Work item: Copy every line of the following data that includes the string "Article".

━━━━━━━━━━━━━━━━

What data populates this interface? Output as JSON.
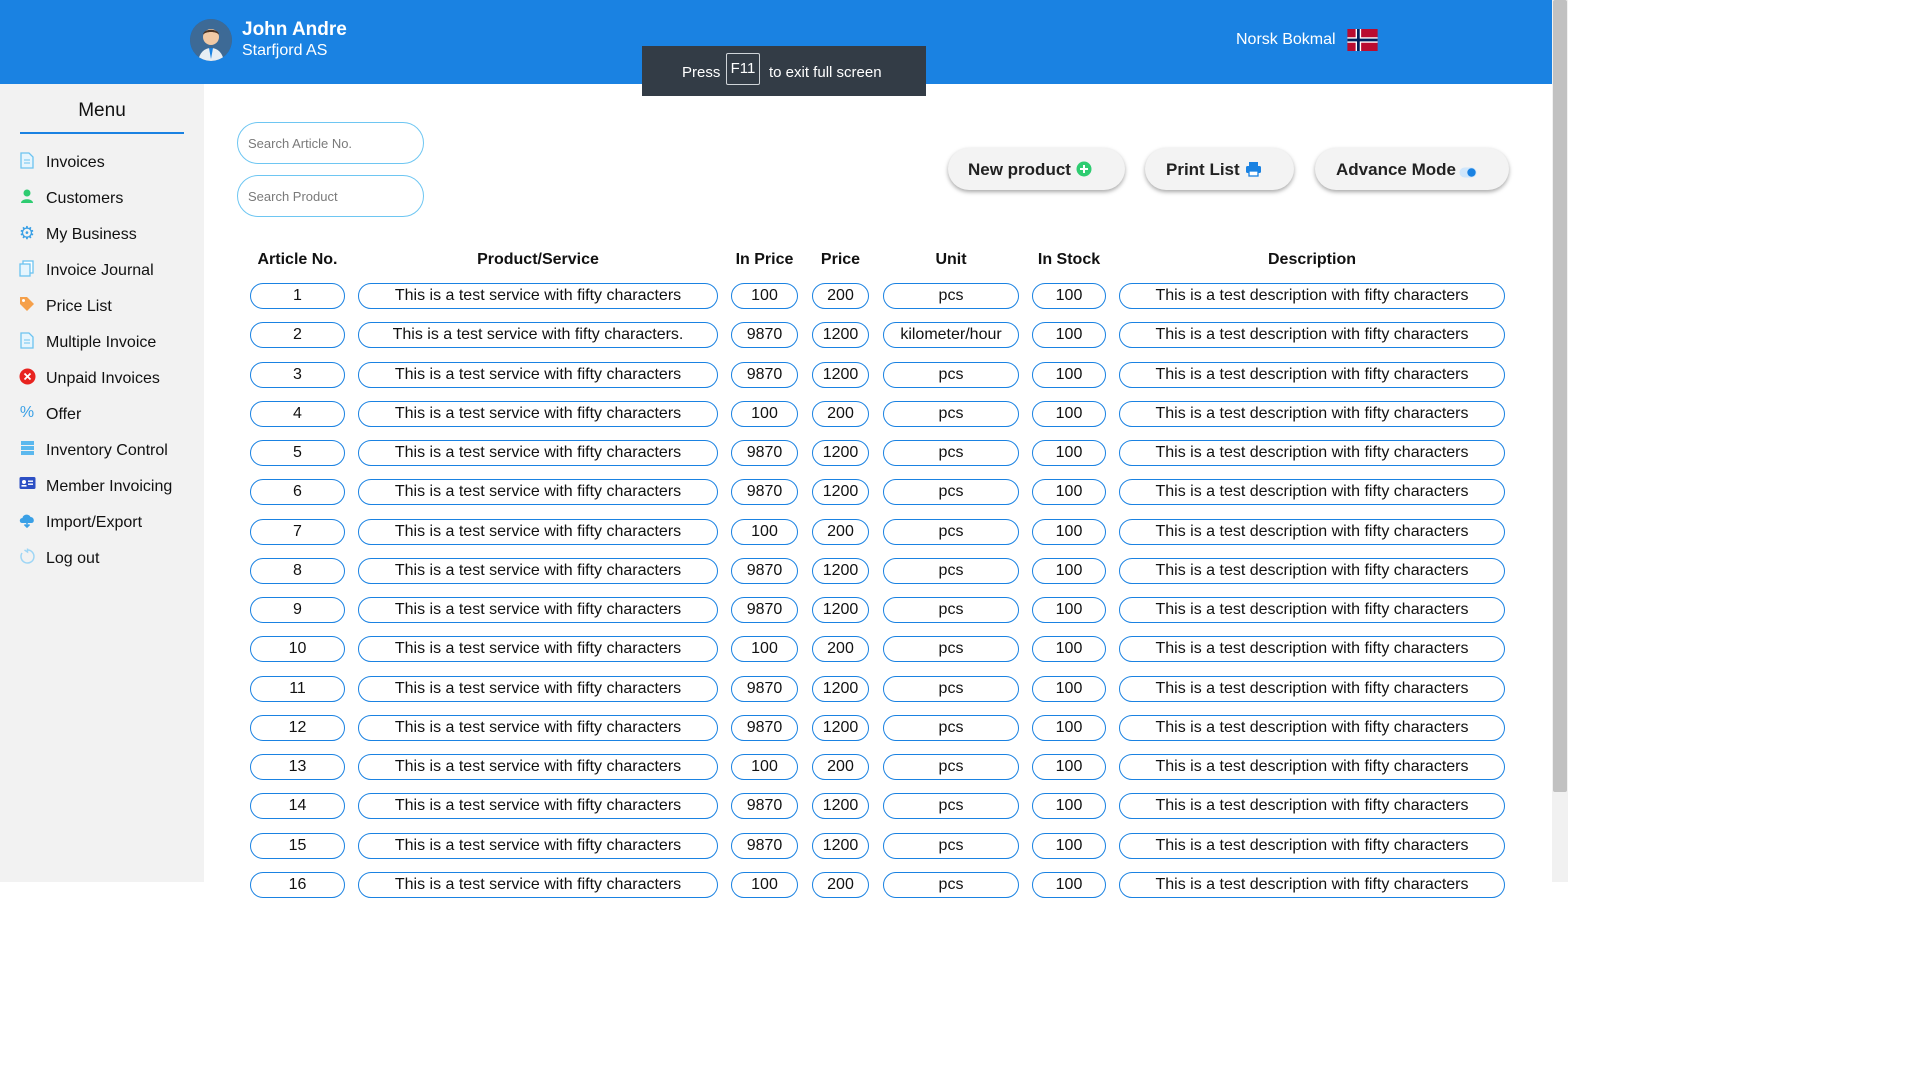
{
  "header": {
    "user_name": "John Andre",
    "company": "Starfjord AS",
    "language": "Norsk Bokmal",
    "background_color": "#1a82e2"
  },
  "fullscreen_toast": {
    "press": "Press",
    "key": "F11",
    "rest": "to exit full screen"
  },
  "sidebar": {
    "title": "Menu",
    "items": [
      {
        "label": "Invoices",
        "icon": "document-icon"
      },
      {
        "label": "Customers",
        "icon": "person-icon"
      },
      {
        "label": "My Business",
        "icon": "gear-icon"
      },
      {
        "label": "Invoice Journal",
        "icon": "copy-icon"
      },
      {
        "label": "Price List",
        "icon": "tag-icon"
      },
      {
        "label": "Multiple Invoice",
        "icon": "document-icon"
      },
      {
        "label": "Unpaid Invoices",
        "icon": "x-circle-icon"
      },
      {
        "label": "Offer",
        "icon": "percent-icon"
      },
      {
        "label": "Inventory Control",
        "icon": "list-icon"
      },
      {
        "label": "Member Invoicing",
        "icon": "id-card-icon"
      },
      {
        "label": "Import/Export",
        "icon": "cloud-icon"
      },
      {
        "label": "Log out",
        "icon": "logout-icon"
      }
    ]
  },
  "search": {
    "article_placeholder": "Search Article No.",
    "product_placeholder": "Search Product"
  },
  "actions": {
    "new_product": "New product",
    "print_list": "Print List",
    "advance_mode": "Advance Mode"
  },
  "table": {
    "columns": [
      "Article No.",
      "Product/Service",
      "In Price",
      "Price",
      "Unit",
      "In Stock",
      "Description"
    ],
    "rows": [
      [
        "1",
        "This is a test service with fifty characters",
        "100",
        "200",
        "pcs",
        "100",
        "This is a test description with fifty characters"
      ],
      [
        "2",
        "This is a test service with fifty characters.",
        "9870",
        "1200",
        "kilometer/hour",
        "100",
        "This is a test description with fifty characters"
      ],
      [
        "3",
        "This is a test service with fifty characters",
        "9870",
        "1200",
        "pcs",
        "100",
        "This is a test description with fifty characters"
      ],
      [
        "4",
        "This is a test service with fifty characters",
        "100",
        "200",
        "pcs",
        "100",
        "This is a test description with fifty characters"
      ],
      [
        "5",
        "This is a test service with fifty characters",
        "9870",
        "1200",
        "pcs",
        "100",
        "This is a test description with fifty characters"
      ],
      [
        "6",
        "This is a test service with fifty characters",
        "9870",
        "1200",
        "pcs",
        "100",
        "This is a test description with fifty characters"
      ],
      [
        "7",
        "This is a test service with fifty characters",
        "100",
        "200",
        "pcs",
        "100",
        "This is a test description with fifty characters"
      ],
      [
        "8",
        "This is a test service with fifty characters",
        "9870",
        "1200",
        "pcs",
        "100",
        "This is a test description with fifty characters"
      ],
      [
        "9",
        "This is a test service with fifty characters",
        "9870",
        "1200",
        "pcs",
        "100",
        "This is a test description with fifty characters"
      ],
      [
        "10",
        "This is a test service with fifty characters",
        "100",
        "200",
        "pcs",
        "100",
        "This is a test description with fifty characters"
      ],
      [
        "11",
        "This is a test service with fifty characters",
        "9870",
        "1200",
        "pcs",
        "100",
        "This is a test description with fifty characters"
      ],
      [
        "12",
        "This is a test service with fifty characters",
        "9870",
        "1200",
        "pcs",
        "100",
        "This is a test description with fifty characters"
      ],
      [
        "13",
        "This is a test service with fifty characters",
        "100",
        "200",
        "pcs",
        "100",
        "This is a test description with fifty characters"
      ],
      [
        "14",
        "This is a test service with fifty characters",
        "9870",
        "1200",
        "pcs",
        "100",
        "This is a test description with fifty characters"
      ],
      [
        "15",
        "This is a test service with fifty characters",
        "9870",
        "1200",
        "pcs",
        "100",
        "This is a test description with fifty characters"
      ],
      [
        "16",
        "This is a test service with fifty characters",
        "100",
        "200",
        "pcs",
        "100",
        "This is a test description with fifty characters"
      ]
    ]
  }
}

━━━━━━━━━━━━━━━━

Answer to this exercise:
    "article_placeholder": "Search Article No.",
      "Article No.",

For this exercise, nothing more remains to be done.